graph showing probabilistic methods for structural integrity

Probabilistic Methods for Structural Integrity

There is considerable interest in probabilistic assessment methods in the nuclear industry. This field of work is particularly pertinent to SMRs, but is also of interest to designers, manufacturers and operators of other nuclear reactor designs. For designers and manufacturers it allows them to adopt a Design for Reliability approach, which helps them to focus on the key areas of the design. For operators, probabilistic methods provide insight beyond deterministic assessment and can contribute to life extension.

Fracture in Power Beam Welds
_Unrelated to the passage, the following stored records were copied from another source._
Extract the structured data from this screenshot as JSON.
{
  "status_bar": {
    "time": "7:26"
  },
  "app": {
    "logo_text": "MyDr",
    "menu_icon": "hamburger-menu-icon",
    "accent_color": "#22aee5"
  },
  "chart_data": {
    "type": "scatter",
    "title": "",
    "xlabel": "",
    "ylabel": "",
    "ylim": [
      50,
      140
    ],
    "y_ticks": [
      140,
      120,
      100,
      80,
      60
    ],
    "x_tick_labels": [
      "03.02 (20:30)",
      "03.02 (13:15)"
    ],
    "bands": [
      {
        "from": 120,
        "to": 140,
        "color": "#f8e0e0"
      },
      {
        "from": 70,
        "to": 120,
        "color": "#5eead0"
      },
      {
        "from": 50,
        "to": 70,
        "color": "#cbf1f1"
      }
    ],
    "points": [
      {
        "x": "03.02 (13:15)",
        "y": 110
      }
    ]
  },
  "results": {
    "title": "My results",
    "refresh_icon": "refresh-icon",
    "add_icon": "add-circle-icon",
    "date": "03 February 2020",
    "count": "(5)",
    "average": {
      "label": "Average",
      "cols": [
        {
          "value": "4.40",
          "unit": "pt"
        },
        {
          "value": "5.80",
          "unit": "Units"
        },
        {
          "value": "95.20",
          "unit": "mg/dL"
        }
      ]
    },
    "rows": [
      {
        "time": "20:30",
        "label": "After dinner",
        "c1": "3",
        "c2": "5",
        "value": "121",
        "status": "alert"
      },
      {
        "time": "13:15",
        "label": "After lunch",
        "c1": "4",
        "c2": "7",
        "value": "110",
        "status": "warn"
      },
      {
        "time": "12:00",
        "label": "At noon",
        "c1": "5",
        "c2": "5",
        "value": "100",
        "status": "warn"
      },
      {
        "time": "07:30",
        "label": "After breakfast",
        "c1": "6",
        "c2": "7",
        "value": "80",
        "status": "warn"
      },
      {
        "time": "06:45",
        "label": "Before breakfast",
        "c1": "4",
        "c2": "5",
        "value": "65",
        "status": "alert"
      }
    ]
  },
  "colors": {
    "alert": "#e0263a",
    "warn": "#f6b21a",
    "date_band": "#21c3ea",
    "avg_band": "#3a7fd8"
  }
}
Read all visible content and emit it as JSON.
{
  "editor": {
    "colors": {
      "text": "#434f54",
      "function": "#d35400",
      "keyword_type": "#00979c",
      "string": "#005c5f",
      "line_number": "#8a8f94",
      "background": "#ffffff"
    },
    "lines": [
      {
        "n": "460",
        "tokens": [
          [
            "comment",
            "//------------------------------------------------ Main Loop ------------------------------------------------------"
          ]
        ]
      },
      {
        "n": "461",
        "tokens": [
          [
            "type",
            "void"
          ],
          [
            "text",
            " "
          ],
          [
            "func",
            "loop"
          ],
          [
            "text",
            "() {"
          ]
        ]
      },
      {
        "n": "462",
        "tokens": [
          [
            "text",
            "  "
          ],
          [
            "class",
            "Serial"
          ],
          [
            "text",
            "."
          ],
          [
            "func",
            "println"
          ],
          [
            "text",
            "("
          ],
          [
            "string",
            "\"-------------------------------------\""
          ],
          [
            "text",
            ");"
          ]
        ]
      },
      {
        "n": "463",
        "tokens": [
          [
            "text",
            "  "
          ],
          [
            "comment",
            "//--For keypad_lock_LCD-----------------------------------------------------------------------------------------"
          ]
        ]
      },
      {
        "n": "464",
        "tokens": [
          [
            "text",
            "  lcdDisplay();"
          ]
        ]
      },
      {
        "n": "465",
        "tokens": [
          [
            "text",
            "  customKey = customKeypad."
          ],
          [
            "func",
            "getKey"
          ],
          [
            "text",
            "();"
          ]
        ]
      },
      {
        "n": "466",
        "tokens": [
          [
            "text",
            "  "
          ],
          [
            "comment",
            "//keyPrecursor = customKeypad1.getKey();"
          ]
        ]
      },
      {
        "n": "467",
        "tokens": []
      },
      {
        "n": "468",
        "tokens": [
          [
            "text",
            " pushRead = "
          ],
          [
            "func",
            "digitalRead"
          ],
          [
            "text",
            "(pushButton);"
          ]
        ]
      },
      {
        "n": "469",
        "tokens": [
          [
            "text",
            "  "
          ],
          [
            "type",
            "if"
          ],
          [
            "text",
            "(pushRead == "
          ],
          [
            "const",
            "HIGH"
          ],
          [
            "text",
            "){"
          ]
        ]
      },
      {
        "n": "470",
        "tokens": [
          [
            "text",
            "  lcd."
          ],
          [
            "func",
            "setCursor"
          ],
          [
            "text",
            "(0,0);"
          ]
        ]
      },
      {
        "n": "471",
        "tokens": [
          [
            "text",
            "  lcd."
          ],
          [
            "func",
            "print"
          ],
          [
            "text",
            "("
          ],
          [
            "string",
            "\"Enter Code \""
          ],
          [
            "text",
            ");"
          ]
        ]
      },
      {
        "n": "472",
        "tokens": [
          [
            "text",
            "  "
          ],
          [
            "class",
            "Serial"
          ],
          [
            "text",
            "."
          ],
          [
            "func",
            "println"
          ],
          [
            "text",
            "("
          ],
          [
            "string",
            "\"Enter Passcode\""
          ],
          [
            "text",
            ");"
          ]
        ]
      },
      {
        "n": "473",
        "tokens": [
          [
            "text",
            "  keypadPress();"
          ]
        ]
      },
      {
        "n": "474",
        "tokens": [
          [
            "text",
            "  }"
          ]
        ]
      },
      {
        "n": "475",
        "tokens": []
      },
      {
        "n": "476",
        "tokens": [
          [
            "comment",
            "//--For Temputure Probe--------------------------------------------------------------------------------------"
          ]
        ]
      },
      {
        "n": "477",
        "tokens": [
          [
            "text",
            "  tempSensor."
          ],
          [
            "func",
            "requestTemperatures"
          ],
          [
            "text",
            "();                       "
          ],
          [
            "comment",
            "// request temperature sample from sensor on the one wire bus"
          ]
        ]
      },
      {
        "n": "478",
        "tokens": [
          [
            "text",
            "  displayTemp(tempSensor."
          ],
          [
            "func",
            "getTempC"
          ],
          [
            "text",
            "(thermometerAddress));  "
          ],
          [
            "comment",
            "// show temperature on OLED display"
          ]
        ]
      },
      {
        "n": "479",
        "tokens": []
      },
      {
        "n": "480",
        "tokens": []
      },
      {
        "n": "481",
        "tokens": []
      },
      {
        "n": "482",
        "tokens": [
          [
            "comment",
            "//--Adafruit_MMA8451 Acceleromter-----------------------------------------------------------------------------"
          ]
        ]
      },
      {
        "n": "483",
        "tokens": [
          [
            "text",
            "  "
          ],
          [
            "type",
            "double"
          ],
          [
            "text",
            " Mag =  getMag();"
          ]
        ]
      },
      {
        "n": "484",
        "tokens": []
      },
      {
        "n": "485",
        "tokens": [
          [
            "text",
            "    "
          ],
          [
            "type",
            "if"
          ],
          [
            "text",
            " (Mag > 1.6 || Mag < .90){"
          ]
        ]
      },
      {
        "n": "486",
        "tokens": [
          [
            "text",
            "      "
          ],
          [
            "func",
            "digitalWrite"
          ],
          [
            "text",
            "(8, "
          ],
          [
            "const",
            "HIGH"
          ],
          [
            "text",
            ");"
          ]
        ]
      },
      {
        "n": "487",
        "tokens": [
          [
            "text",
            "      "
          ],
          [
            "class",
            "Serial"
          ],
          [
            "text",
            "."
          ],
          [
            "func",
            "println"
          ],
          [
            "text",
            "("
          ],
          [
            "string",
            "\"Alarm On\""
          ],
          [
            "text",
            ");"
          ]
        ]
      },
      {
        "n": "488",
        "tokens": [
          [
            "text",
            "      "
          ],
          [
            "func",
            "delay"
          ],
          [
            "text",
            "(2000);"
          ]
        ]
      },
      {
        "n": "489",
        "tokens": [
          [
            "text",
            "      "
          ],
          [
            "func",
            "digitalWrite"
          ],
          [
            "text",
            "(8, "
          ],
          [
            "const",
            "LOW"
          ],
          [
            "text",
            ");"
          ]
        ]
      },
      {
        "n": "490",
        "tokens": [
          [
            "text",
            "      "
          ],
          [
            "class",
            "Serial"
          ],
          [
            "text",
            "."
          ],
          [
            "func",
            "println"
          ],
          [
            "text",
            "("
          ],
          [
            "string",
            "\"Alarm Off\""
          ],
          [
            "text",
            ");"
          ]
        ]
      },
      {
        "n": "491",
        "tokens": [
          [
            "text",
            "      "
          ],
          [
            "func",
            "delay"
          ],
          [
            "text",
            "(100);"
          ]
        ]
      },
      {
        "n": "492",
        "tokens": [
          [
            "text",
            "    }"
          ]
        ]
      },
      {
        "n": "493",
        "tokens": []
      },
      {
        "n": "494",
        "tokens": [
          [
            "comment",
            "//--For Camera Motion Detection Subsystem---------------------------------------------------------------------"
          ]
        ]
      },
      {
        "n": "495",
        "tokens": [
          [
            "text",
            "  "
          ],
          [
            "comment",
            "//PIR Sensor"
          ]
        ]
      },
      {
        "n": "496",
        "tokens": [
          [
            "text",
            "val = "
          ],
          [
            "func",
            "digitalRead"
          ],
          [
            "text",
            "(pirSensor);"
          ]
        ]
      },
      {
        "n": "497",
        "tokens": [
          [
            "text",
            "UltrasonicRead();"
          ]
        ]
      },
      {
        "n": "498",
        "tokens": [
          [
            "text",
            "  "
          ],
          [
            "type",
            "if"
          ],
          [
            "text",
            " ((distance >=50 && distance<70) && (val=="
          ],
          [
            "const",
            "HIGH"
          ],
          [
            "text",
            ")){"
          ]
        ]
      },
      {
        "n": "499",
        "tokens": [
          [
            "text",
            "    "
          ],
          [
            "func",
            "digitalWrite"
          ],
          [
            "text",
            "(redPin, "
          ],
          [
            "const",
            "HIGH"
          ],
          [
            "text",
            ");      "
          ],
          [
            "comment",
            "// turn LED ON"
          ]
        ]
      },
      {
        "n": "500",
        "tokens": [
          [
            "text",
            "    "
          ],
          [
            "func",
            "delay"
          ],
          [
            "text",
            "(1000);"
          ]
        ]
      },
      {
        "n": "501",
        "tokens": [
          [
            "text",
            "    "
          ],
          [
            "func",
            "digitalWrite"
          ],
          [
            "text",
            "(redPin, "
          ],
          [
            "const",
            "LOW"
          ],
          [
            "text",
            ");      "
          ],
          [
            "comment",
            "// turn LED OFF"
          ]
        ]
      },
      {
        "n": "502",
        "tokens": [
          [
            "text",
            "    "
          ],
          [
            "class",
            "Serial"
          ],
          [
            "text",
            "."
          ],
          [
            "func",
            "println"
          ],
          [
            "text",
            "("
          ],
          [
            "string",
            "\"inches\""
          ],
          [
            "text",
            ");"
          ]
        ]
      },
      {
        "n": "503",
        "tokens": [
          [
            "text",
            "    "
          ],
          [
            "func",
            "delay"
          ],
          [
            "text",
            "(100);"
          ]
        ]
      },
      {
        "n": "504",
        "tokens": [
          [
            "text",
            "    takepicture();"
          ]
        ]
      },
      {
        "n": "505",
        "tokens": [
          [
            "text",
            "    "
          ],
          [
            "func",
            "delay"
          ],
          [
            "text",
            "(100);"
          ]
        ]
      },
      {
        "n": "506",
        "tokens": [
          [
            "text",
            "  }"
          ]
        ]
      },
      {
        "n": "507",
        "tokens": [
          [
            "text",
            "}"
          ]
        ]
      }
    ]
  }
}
Fracture is one of the principal mechanisms considered in structural integrity assessments. As power beam techniques are introduced to the nuclear industry it is important that material properties of welds, such as fracture toughness, can be predicted accurately. The development of advanced modelling approaches with experimental validation will lead to improved structural integrity methods that can account for the effects of residual stress, loss of constraint and environmental effects.

Models showing fractures in power beam welds

News

Frazer Nash secures contract to support the government s-nuclear research and development programme
Systems and engineering technology consultancy, Frazer-Nash, has been selected to deliver a major contract in support of the government's nuclear research and development (R&D) programme. Project FORCE will deliver R&D to support the development of the UK's capability in nuclear materials, advanced manufacturing and modular build for the reactors of the future.. Find out more
Collaboration and Connection; the focus of the South West Nuclear Conference
The event, which will take place in Bristol, will see a keynote speech by Lord Hutton of the Nuclear Industry Association, as well as talks on the UK nuclear industry, the potential impact of Brexit on the sector, and presentations on the Hinkley Point C programme.. Find out more
Back to top